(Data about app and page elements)
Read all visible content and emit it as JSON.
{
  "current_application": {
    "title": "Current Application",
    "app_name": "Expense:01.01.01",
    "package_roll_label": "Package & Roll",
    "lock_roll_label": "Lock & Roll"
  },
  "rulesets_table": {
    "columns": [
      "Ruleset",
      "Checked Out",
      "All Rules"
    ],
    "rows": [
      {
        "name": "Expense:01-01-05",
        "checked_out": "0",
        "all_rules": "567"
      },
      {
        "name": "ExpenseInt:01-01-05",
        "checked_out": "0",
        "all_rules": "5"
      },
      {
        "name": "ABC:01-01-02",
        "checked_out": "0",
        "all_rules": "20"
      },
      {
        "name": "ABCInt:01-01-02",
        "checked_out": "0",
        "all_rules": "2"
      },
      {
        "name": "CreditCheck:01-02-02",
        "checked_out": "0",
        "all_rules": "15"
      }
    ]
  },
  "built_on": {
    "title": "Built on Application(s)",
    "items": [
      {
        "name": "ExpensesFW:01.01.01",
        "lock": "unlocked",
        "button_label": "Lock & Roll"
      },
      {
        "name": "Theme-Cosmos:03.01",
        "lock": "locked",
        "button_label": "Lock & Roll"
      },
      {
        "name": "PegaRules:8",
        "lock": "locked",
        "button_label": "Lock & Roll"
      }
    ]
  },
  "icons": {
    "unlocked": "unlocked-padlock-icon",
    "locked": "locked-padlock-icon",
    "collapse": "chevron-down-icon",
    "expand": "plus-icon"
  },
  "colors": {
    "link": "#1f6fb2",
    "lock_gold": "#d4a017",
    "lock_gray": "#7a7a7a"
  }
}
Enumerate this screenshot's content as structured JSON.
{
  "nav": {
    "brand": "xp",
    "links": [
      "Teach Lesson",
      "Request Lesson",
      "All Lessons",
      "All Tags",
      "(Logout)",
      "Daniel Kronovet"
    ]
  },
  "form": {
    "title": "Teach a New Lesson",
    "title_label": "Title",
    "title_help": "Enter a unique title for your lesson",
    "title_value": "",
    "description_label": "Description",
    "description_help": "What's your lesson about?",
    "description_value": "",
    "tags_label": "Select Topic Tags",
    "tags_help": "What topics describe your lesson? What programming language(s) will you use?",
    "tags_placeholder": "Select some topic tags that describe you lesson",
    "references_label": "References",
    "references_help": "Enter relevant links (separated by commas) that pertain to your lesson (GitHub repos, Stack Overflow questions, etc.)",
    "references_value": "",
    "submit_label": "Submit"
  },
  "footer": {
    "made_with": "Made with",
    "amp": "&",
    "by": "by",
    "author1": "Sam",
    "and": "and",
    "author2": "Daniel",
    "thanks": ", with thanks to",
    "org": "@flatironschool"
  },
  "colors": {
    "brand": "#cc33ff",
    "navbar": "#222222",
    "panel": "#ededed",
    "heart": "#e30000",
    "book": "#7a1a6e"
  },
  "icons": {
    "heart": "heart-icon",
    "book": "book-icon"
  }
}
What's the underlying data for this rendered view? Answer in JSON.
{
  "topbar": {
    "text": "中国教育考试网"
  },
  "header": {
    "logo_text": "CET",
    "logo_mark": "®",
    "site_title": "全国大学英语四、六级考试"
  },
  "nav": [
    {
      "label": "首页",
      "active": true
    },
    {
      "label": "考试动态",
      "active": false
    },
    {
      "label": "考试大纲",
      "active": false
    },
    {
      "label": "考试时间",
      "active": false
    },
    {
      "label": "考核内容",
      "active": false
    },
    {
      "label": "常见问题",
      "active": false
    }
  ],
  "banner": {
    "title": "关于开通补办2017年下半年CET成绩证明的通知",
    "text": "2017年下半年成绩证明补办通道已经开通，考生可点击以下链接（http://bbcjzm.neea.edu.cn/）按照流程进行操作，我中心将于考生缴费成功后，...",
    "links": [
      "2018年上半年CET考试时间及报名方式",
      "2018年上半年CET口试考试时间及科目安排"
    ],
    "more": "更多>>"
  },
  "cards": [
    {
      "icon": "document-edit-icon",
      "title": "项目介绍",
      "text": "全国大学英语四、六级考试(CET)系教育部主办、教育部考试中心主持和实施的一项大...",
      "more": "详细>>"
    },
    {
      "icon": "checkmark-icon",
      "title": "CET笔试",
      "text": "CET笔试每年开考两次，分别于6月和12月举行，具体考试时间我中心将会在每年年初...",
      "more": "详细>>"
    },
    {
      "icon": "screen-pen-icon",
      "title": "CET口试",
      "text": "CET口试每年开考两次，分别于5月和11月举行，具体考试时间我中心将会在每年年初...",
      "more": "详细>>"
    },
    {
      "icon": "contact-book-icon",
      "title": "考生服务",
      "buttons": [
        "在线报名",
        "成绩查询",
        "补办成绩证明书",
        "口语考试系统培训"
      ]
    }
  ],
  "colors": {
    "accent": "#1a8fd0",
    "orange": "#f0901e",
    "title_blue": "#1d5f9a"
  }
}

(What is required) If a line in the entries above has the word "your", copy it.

(Solution)
    "title_help": "Enter a unique title for your lesson",
    "description_help": "What's your lesson about?",
    "tags_help": "What topics describe your lesson? What programming language(s) will you use?",
    "references_help": "Enter relevant links (separated by commas) that pertain to your lesson (GitHub repos, Stack Overflow questions, etc.)",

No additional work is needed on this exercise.